11 With this in mind, we constantly pray for you, that our God may make you worthy of his calling, and that by his power he may bring to fruition your every desire for goodness and your every deed prompted by faith. 12 We pray this so that the name of our Lord Jesus may be glorified in you, and you in him, according to the grace of our God and the Lord Jesus Christ.
In the first letter to the church at Thessalonica, we learn that the members were persecuted, doctrinally misled by false teachers, and engaged in sinful practices contrary to Paul’s instruction.
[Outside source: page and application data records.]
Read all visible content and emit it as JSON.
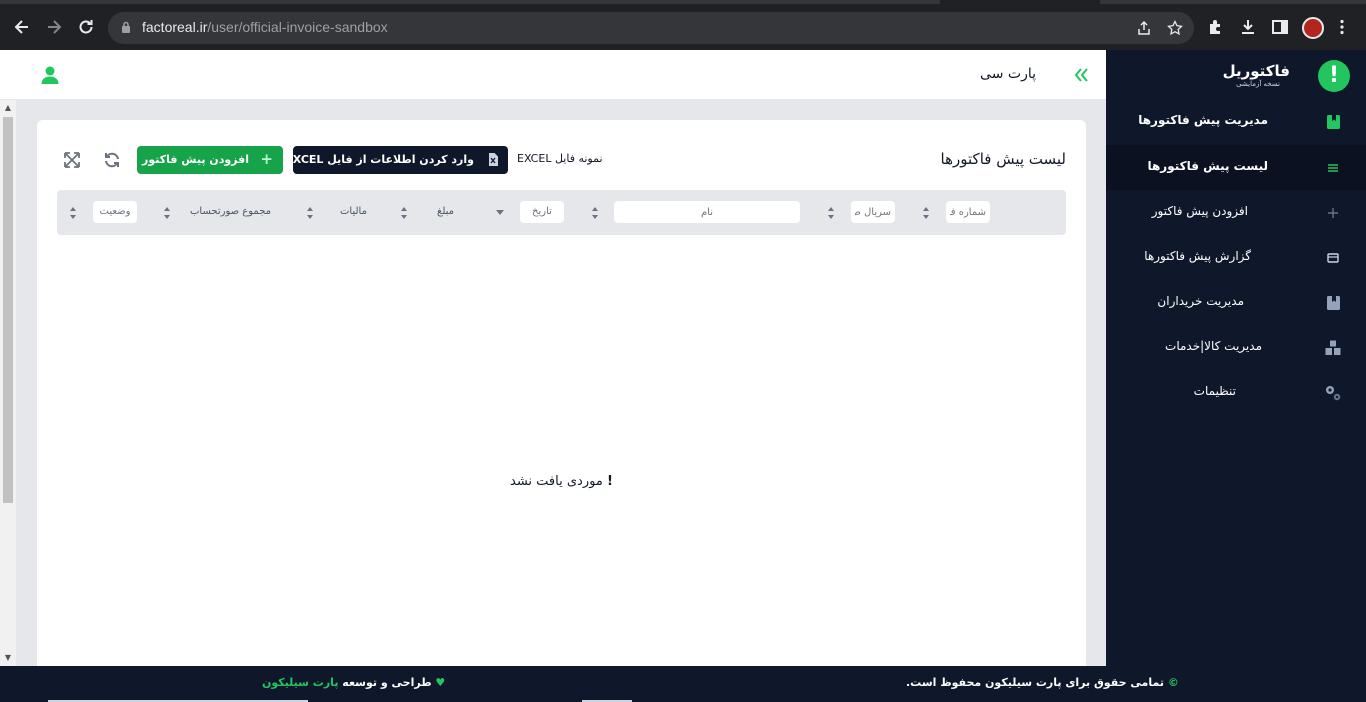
{
  "browser": {
    "url_host": "factoreal.ir",
    "url_path": "/user/official-invoice-sandbox"
  },
  "sidebar": {
    "brand_name": "فاکتوریل",
    "brand_version": "نسخه آزمایشی",
    "items": [
      {
        "label": "مدیریت پیش فاکتورها",
        "icon": "bookmark-icon"
      },
      {
        "label": "لیست پیش فاکتورها",
        "icon": "list-icon"
      },
      {
        "label": "افزودن پیش فاکتور",
        "icon": "plus-icon"
      },
      {
        "label": "گزارش پیش فاکتورها",
        "icon": "report-icon"
      },
      {
        "label": "مدیریت خریداران",
        "icon": "bookmark-icon"
      },
      {
        "label": "مدیریت کالا|خدمات",
        "icon": "boxes-icon"
      },
      {
        "label": "تنظیمات",
        "icon": "gears-icon"
      }
    ]
  },
  "header": {
    "title": "پارت سی"
  },
  "card": {
    "title": "لیست پیش فاکتورها",
    "import_excel_label": "وارد کردن اطلاعات از فایل EXCEL",
    "sample_file_label": "نمونه فایل EXCEL",
    "add_invoice_label": "افزودن پیش فاکتور"
  },
  "filters": {
    "invoice_number_placeholder": "شماره فاکتور",
    "serial_placeholder": "سریال صورتحساب",
    "name_placeholder": "نام",
    "date_value": "تاریخ",
    "amount_label": "مبلغ",
    "tax_label": "مالیات",
    "total_label": "مجموع صورتحساب",
    "status_value": "وضعیت"
  },
  "empty_state": {
    "message": "موردی یافت نشد",
    "mark": "!"
  },
  "footer": {
    "copyright_text": "تمامی حقوق برای پارت سیلیکون محفوظ است.",
    "copyright_symbol": "©",
    "design_prefix": "طراحی و توسعه",
    "design_company": "پارت سیلیکون",
    "heart_symbol": "♥"
  },
  "colors": {
    "sidebar_bg": "#0f172a",
    "accent_green": "#16a34a",
    "brand_green": "#22c55e"
  }
}
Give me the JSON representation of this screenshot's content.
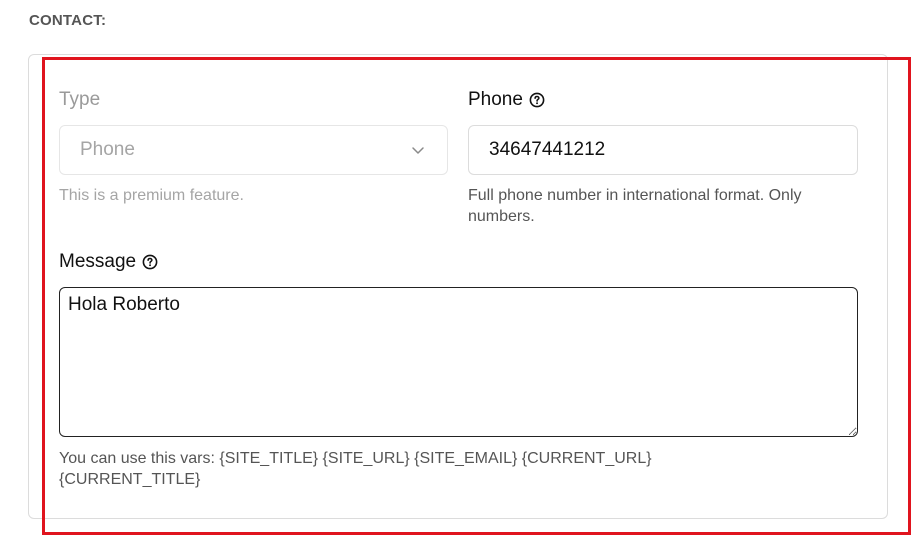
{
  "section": {
    "title": "CONTACT:"
  },
  "type_field": {
    "label": "Type",
    "selected": "Phone",
    "hint": "This is a premium feature."
  },
  "phone_field": {
    "label": "Phone",
    "value": "34647441212",
    "hint": "Full phone number in international format. Only numbers."
  },
  "message_field": {
    "label": "Message",
    "value": "Hola Roberto",
    "hint": "You can use this vars: {SITE_TITLE} {SITE_URL} {SITE_EMAIL} {CURRENT_URL} {CURRENT_TITLE}"
  },
  "icons": {
    "help": "question-circle-icon",
    "select_arrow": "chevron-down-icon"
  },
  "colors": {
    "highlight": "#e0141e",
    "disabled_text": "#a5a5a5",
    "hint_text": "#555555"
  }
}
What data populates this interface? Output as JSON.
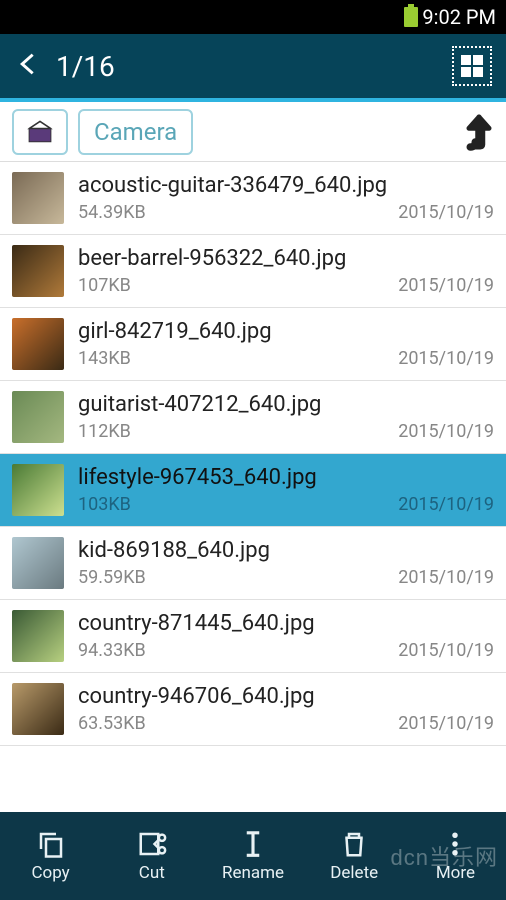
{
  "statusbar": {
    "time": "9:02 PM"
  },
  "appbar": {
    "counter": "1/16"
  },
  "breadcrumb": {
    "folder": "Camera"
  },
  "files": [
    {
      "name": "acoustic-guitar-336479_640.jpg",
      "size": "54.39KB",
      "date": "2015/10/19",
      "thumbClass": "t0",
      "selected": false
    },
    {
      "name": "beer-barrel-956322_640.jpg",
      "size": "107KB",
      "date": "2015/10/19",
      "thumbClass": "t1",
      "selected": false
    },
    {
      "name": "girl-842719_640.jpg",
      "size": "143KB",
      "date": "2015/10/19",
      "thumbClass": "t2",
      "selected": false
    },
    {
      "name": "guitarist-407212_640.jpg",
      "size": "112KB",
      "date": "2015/10/19",
      "thumbClass": "t3",
      "selected": false
    },
    {
      "name": "lifestyle-967453_640.jpg",
      "size": "103KB",
      "date": "2015/10/19",
      "thumbClass": "t4",
      "selected": true
    },
    {
      "name": "kid-869188_640.jpg",
      "size": "59.59KB",
      "date": "2015/10/19",
      "thumbClass": "t5",
      "selected": false
    },
    {
      "name": "country-871445_640.jpg",
      "size": "94.33KB",
      "date": "2015/10/19",
      "thumbClass": "t6",
      "selected": false
    },
    {
      "name": "country-946706_640.jpg",
      "size": "63.53KB",
      "date": "2015/10/19",
      "thumbClass": "t7",
      "selected": false
    }
  ],
  "toolbar": {
    "copy": "Copy",
    "cut": "Cut",
    "rename": "Rename",
    "delete": "Delete",
    "more": "More"
  },
  "watermark": "dcn当乐网"
}
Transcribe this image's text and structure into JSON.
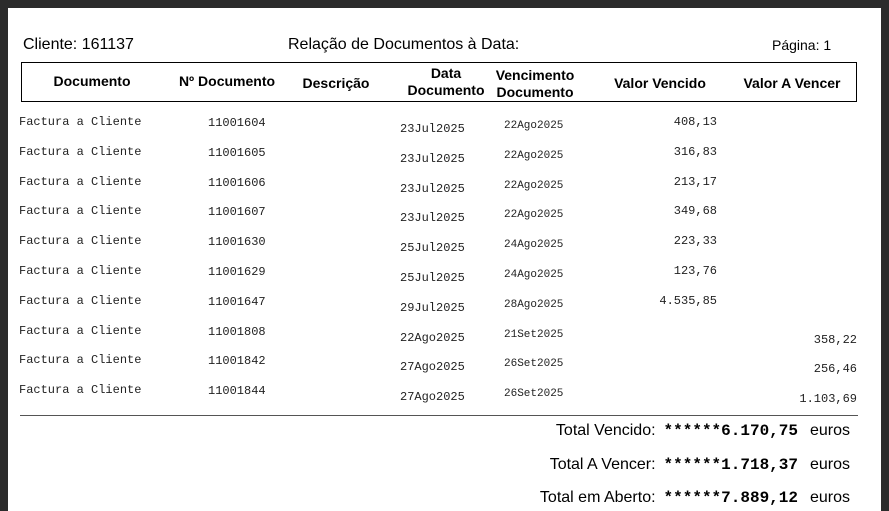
{
  "header": {
    "cliente": "Cliente: 161137",
    "title": "Relação de Documentos à Data:",
    "pagina": "Página: 1"
  },
  "columns": {
    "documento": "Documento",
    "n_documento": "Nº Documento",
    "descricao": "Descrição",
    "data_documento": [
      "Data",
      "Documento"
    ],
    "vencimento_documento": [
      "Vencimento",
      "Documento"
    ],
    "valor_vencido": "Valor Vencido",
    "valor_a_vencer": "Valor A Vencer"
  },
  "rows": [
    {
      "documento": "Factura a Cliente",
      "numero": "11001604",
      "data": "23Jul2025",
      "vencimento": "22Ago2025",
      "valor_vencido": "408,13",
      "valor_a_vencer": ""
    },
    {
      "documento": "Factura a Cliente",
      "numero": "11001605",
      "data": "23Jul2025",
      "vencimento": "22Ago2025",
      "valor_vencido": "316,83",
      "valor_a_vencer": ""
    },
    {
      "documento": "Factura a Cliente",
      "numero": "11001606",
      "data": "23Jul2025",
      "vencimento": "22Ago2025",
      "valor_vencido": "213,17",
      "valor_a_vencer": ""
    },
    {
      "documento": "Factura a Cliente",
      "numero": "11001607",
      "data": "23Jul2025",
      "vencimento": "22Ago2025",
      "valor_vencido": "349,68",
      "valor_a_vencer": ""
    },
    {
      "documento": "Factura a Cliente",
      "numero": "11001630",
      "data": "25Jul2025",
      "vencimento": "24Ago2025",
      "valor_vencido": "223,33",
      "valor_a_vencer": ""
    },
    {
      "documento": "Factura a Cliente",
      "numero": "11001629",
      "data": "25Jul2025",
      "vencimento": "24Ago2025",
      "valor_vencido": "123,76",
      "valor_a_vencer": ""
    },
    {
      "documento": "Factura a Cliente",
      "numero": "11001647",
      "data": "29Jul2025",
      "vencimento": "28Ago2025",
      "valor_vencido": "4.535,85",
      "valor_a_vencer": ""
    },
    {
      "documento": "Factura a Cliente",
      "numero": "11001808",
      "data": "22Ago2025",
      "vencimento": "21Set2025",
      "valor_vencido": "",
      "valor_a_vencer": "358,22"
    },
    {
      "documento": "Factura a Cliente",
      "numero": "11001842",
      "data": "27Ago2025",
      "vencimento": "26Set2025",
      "valor_vencido": "",
      "valor_a_vencer": "256,46"
    },
    {
      "documento": "Factura a Cliente",
      "numero": "11001844",
      "data": "27Ago2025",
      "vencimento": "26Set2025",
      "valor_vencido": "",
      "valor_a_vencer": "1.103,69"
    }
  ],
  "totals": [
    {
      "label": "Total Vencido:",
      "amount": "******6.170,75",
      "currency": "euros"
    },
    {
      "label": "Total A Vencer:",
      "amount": "******1.718,37",
      "currency": "euros"
    },
    {
      "label": "Total em Aberto:",
      "amount": "******7.889,12",
      "currency": "euros"
    }
  ]
}
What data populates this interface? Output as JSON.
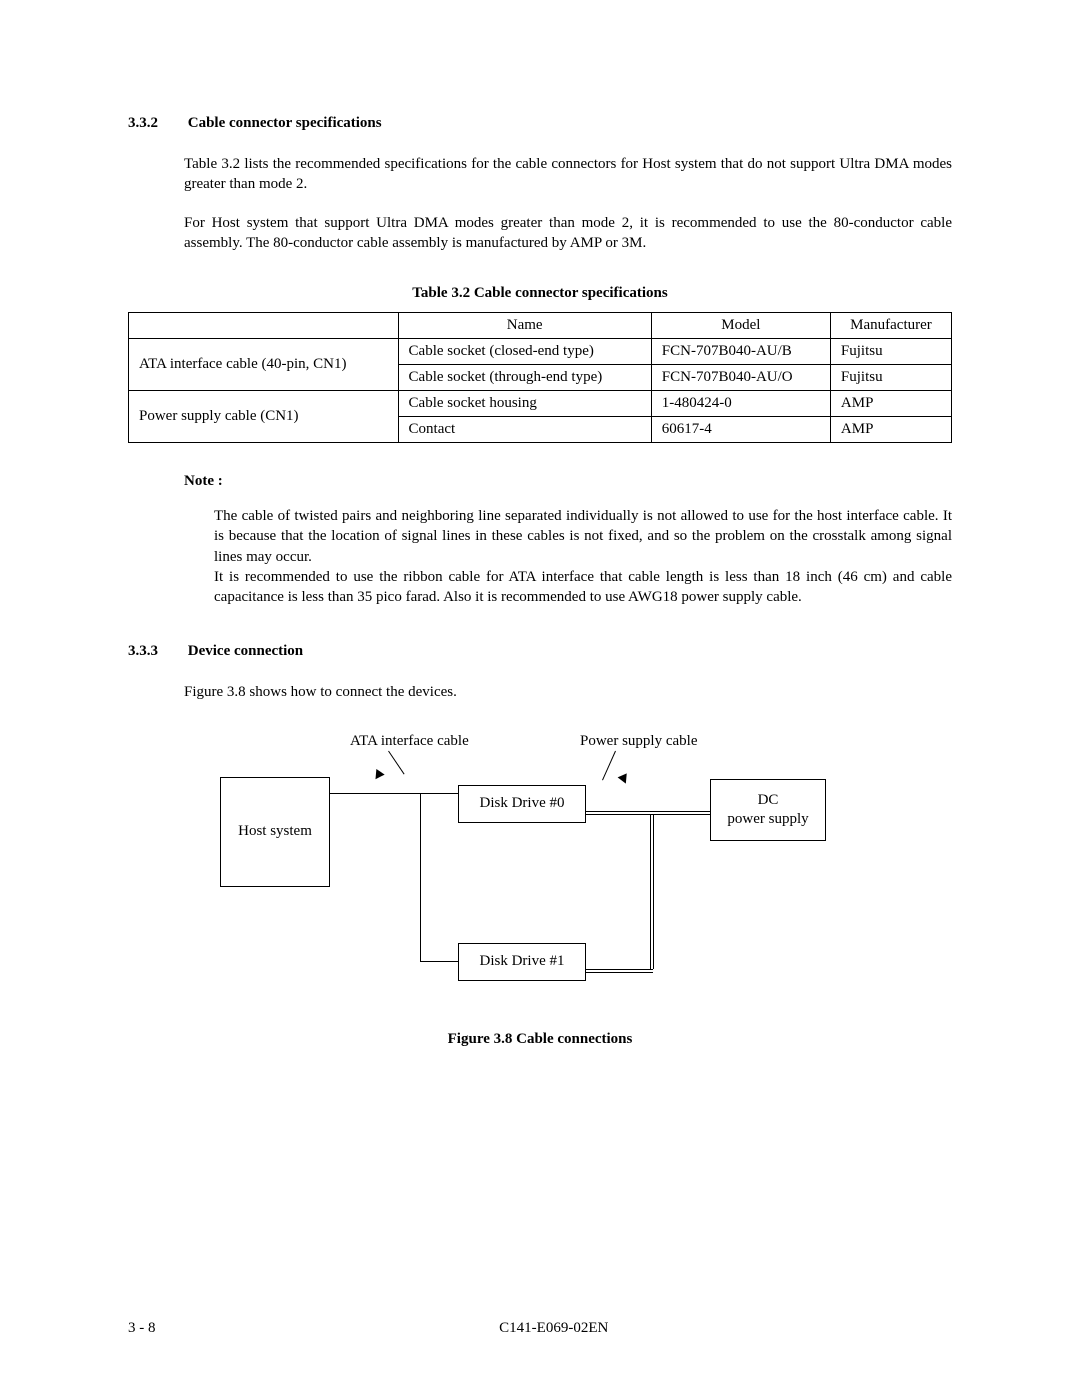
{
  "section1": {
    "num": "3.3.2",
    "title": "Cable connector specifications",
    "para1": "Table 3.2 lists the recommended specifications for the cable connectors for Host system that do not support Ultra DMA modes greater than mode 2.",
    "para2": "For Host system that support Ultra DMA modes greater than mode 2, it is recommended to use the 80-conductor cable assembly.  The 80-conductor cable assembly is manufactured by AMP or 3M."
  },
  "table": {
    "caption": "Table 3.2    Cable connector specifications",
    "headers": {
      "name": "Name",
      "model": "Model",
      "mfr": "Manufacturer"
    },
    "rows": [
      {
        "rowlabel": "ATA interface cable (40-pin, CN1)",
        "rowspan": 2,
        "name": "Cable socket (closed-end type)",
        "model": "FCN-707B040-AU/B",
        "mfr": "Fujitsu"
      },
      {
        "name": "Cable socket (through-end type)",
        "model": "FCN-707B040-AU/O",
        "mfr": "Fujitsu"
      },
      {
        "rowlabel": "Power supply cable (CN1)",
        "rowspan": 2,
        "name": "Cable socket housing",
        "model": "1-480424-0",
        "mfr": "AMP"
      },
      {
        "name": "Contact",
        "model": "60617-4",
        "mfr": "AMP"
      }
    ]
  },
  "note": {
    "label": "Note :",
    "body1": "The cable of twisted pairs and neighboring line separated individually is not allowed to use for the host interface cable.  It is because that the location of signal lines in these cables is not fixed, and so the problem on the crosstalk among signal lines may occur.",
    "body2": "It is recommended to use the ribbon cable for ATA interface that cable length is less than 18 inch (46 cm) and cable capacitance is less than 35 pico farad.  Also it is recommended to use AWG18 power supply cable."
  },
  "section2": {
    "num": "3.3.3",
    "title": "Device connection",
    "para": "Figure 3.8 shows how to connect the devices."
  },
  "diagram": {
    "label_ata": "ATA interface cable",
    "label_power": "Power supply cable",
    "host": "Host system",
    "dd0": "Disk Drive #0",
    "dd1": "Disk Drive #1",
    "dc_line1": "DC",
    "dc_line2": "power supply",
    "caption": "Figure 3.8    Cable connections"
  },
  "footer": {
    "page": "3 - 8",
    "docid": "C141-E069-02EN"
  }
}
The occasion of the second letter was prompted by news that the church was maturing and expanding despite intensified persecution. (2 Thess. 1:3) They were growing and so was their opposition.
When we purpose in our hearts to be all-in for Christ, there will be resistance from people, or circumstances, or both. In the verses leading up to our focus text, Paul assures his friends in the faith that God will reward their faithfulness and punish their persecutors and those who reject Christ. Payday someday. Reward for the faithful. Eternal torment for the unredeemed.
God is just: He will pay back trouble to those who trouble you and give relief to you who are troubled, and to us as well. 2 Thessalonians 1:6-7
The payback Paul refers to here is yet to come, “…when the Lord Jesus is revealed from heaven in blazing fire with his powerful angels.” (v7) Ultimately, the Lord’s righteous judgement will be declared and enforced. Whatever trouble we have endured for our faith in Christ will be vindicated.
In this context Paul writes, “With this in mind, we constantly pray for you…” (v11) Paul and other Christians were praying for the brethren at Thessalonica to persevere in the faith and grow in the Lord despite the mighty winds of adversity. Hang in there. God will honor your faithfulness. He will make things right.
We should always be encouraged when we know others are praying for us. Like us, they’re going through the battles of life, but care enough to appeal to the Lord on our behalf. When we take time to pray for others we’re saying, “I’ve got my problems — but that doesn’t stop me from caring about you and your concerns.”
As Christians, we’re in this thing together. We’re family.
Paul prayed that the Lord would enable the Thessalonian Christians to be “worthy of His calling.” (v11) There’s no higher honor than to be recognized as a faithful servant of Christ.
The Apostle prayed for the Lord’s “power” to be active in their lives enabling them to attain “every desire for goodness and…every deed prompted by faith.” (v11)
What could be better than faith backed by the power of God? Recently, I watched a military movie. Can’t remember the name. In one scene, a soldier was struggling to climb over a barrier. A buddy came along and supplied the extra push needed to get his fellow soldier to the other side. Faith backed by God’s power enables us to surpass our inadequacies and overcome the barriers of life.
Paul wanted to see evidence of their faith and the power of God in their lives. Why? Because it would bring glory to Jesus and show them to be the real deal.
How awful to have someone say, “I didn’t know you were a Christian.” If faith is real and the Lord’s power is at work, that light’s got to shine.
Without question, Jesus is worthy. He is and forever shall be the name above all names. But for those of us who belong to the Lord, is there enough evidence to show us to be worthy of Him?
May it never happen, but if you were ever tried in a court of law as a follower of Christ, would there be enough evidence to convict you? He is worthy (Rev. 4:11), but are your worthy of His calling?
For more on this topic, check out this article: Don’t Let Anything Keep You from Eternal Life with Jesus
Reprinted from The Forever Notebook, Book 4 (October – December) Get your copy here: Paperback and eBook/Kindle formats.